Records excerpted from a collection
BEGIN

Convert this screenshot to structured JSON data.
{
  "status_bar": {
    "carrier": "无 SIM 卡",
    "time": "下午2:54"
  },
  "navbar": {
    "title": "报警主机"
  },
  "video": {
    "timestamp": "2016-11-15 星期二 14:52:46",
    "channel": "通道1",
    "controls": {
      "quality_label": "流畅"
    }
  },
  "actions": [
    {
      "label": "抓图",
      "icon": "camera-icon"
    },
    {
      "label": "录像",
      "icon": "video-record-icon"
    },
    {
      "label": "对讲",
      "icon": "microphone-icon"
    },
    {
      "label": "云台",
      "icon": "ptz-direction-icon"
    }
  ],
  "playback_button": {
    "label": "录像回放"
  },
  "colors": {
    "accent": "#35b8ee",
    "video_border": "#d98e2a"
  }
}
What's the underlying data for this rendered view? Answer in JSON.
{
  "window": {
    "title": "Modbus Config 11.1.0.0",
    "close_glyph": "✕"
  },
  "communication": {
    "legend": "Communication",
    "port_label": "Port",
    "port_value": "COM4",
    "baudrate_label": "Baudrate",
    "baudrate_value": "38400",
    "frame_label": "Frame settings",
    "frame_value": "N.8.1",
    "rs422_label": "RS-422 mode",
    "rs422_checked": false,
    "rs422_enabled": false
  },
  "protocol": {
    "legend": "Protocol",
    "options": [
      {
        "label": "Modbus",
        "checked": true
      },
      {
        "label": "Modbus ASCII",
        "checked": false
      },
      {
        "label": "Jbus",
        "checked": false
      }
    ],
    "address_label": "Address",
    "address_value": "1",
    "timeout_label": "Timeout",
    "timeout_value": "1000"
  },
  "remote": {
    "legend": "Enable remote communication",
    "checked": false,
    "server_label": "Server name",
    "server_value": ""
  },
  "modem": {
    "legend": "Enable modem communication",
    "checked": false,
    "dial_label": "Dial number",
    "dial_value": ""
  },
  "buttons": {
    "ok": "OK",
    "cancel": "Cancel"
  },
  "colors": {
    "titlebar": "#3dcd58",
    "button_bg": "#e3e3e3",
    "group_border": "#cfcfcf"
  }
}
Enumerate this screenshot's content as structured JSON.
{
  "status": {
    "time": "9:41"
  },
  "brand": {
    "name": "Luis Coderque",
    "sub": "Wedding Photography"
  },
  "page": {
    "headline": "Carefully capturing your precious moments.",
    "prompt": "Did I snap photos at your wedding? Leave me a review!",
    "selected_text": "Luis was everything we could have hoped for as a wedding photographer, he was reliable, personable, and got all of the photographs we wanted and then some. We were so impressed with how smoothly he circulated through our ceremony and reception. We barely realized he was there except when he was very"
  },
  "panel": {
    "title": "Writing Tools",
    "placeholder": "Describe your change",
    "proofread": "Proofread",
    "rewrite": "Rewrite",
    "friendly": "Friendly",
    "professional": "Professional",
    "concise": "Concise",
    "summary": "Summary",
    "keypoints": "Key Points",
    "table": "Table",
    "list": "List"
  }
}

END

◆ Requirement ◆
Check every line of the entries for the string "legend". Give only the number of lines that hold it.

◆ Reply to the task ◆
4